Vingada to work on taking the game to another level first
EDUARDO Vingada could turn out to be Malaysia’s own ‘Special One’ as Jose Mourinho was once his student while the Manchester United manager’s father, Jose Felix was his teacher.
“I have known Mourinho since he was a young kid... his father was my coach in Portugal. My brand of football is according to the capacity and levels of players. I do not have a closed mind about playing a certain system,” said newly-appointed national coach Vingada who was unveiled to the press in Kuala Lumpur yesterday.
“I like fearless and quick players, and they must be mentally strong. It is important to have a winning mentality in football. I want to bring happiness and pride to Malaysia. I want to take football here to the next level.
“Good results come with hard work. I do not promise results. Players here must have the selfbelief that anything is possible in football,”
The 64-year-old has worked throughout Asia — except for Southeast Asia — and admitted that he does not know much about Malaysian football.
“I, however, have looked at Malaysia’s previous results. The vision is to make the best of the present situation with a perspective of a promising future. What I have achieved in the past is history.
“With the cooperation of Tan Cheng Hoe, who has been offering me insights on the players here, and my two other Portuguese assistants, I will do my best for football here. I will treat all my assistants as equals.”
Vingada’s first task is the Asian Cup Qualifiers, where his team will entertain Lebanon in a Group B match at Larkin Stadium on June 13. North Korea and Hong Kong are the other teams in the group.
“Looking at the rankings, North Korea and Lebanon are above us and they have decent teams. Hong Kong have also improved a lot. Lets go game-bygame and see how things go. We will fight in every match and play to win.
“We do not have much time to prepare for the match against Lebanon.
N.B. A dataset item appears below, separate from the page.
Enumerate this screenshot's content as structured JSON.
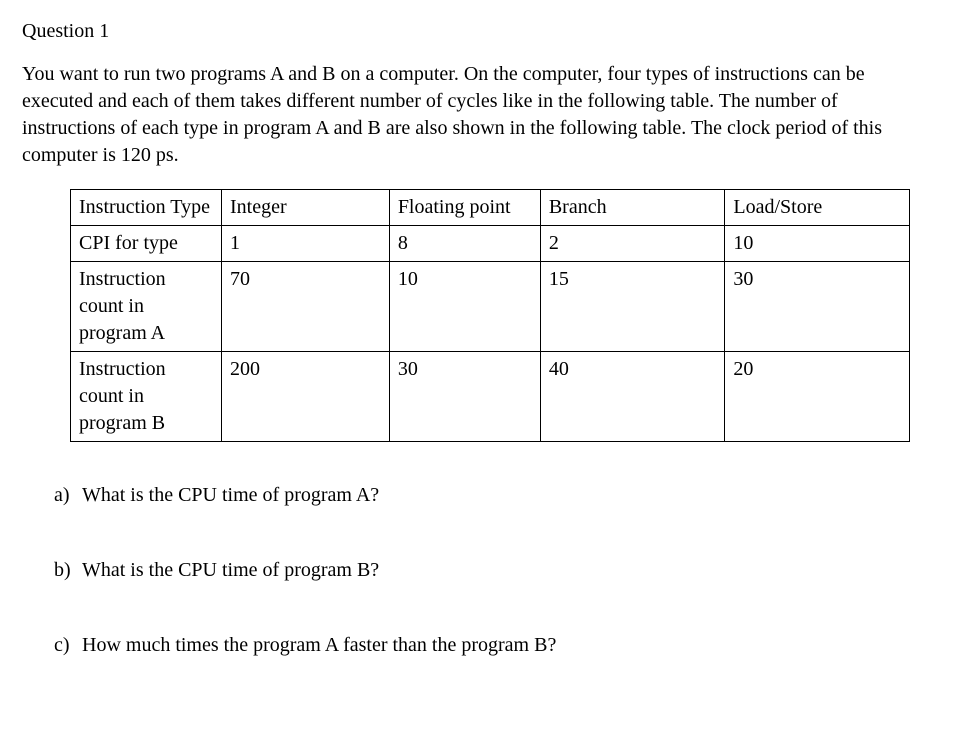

Time is always short for coaches. I believe in September, when we have had more time to work together, we can show something better than now.
“Miracles do happen in football. For example, I arrived in Saudi Arabia a month before the Asian Cup in 1996 but despite the limited time, we went on to win it as I built the team around their strikers.
The national trainees will report to Vingada on Sunday and start training a day later in Johor Baru ahead of the match against Lebanon. Players from Darul Ta’zim will only report after the AFC Cup zonal semi-finals return leg match against Ceres Negros on May 31.
Vingada also brushed aside allegations that he had links with China agent Eric Mao, whose clubs were once investigated for match-fixing.
“I would like to clarify that I do not have any relation with Eric. I was a former player of Atletico Clube de Portugal and the owner requested whether I could help them (to secure investment) as I was coaching in China.
“I agreed and helped the club. At that time, I already had a contract with Iran (in 2013). Only this happened and nothing more. Everything I have done in my life as a coach has been good. I am a good man... no doubt about it,” said the former Portugal youth coach.
A report in Asia Times on May 10 claimed that Vingada helped Mao to buy a controlling stake in Atletico in 2013. The club were then investigated by UEFA for match-fixing.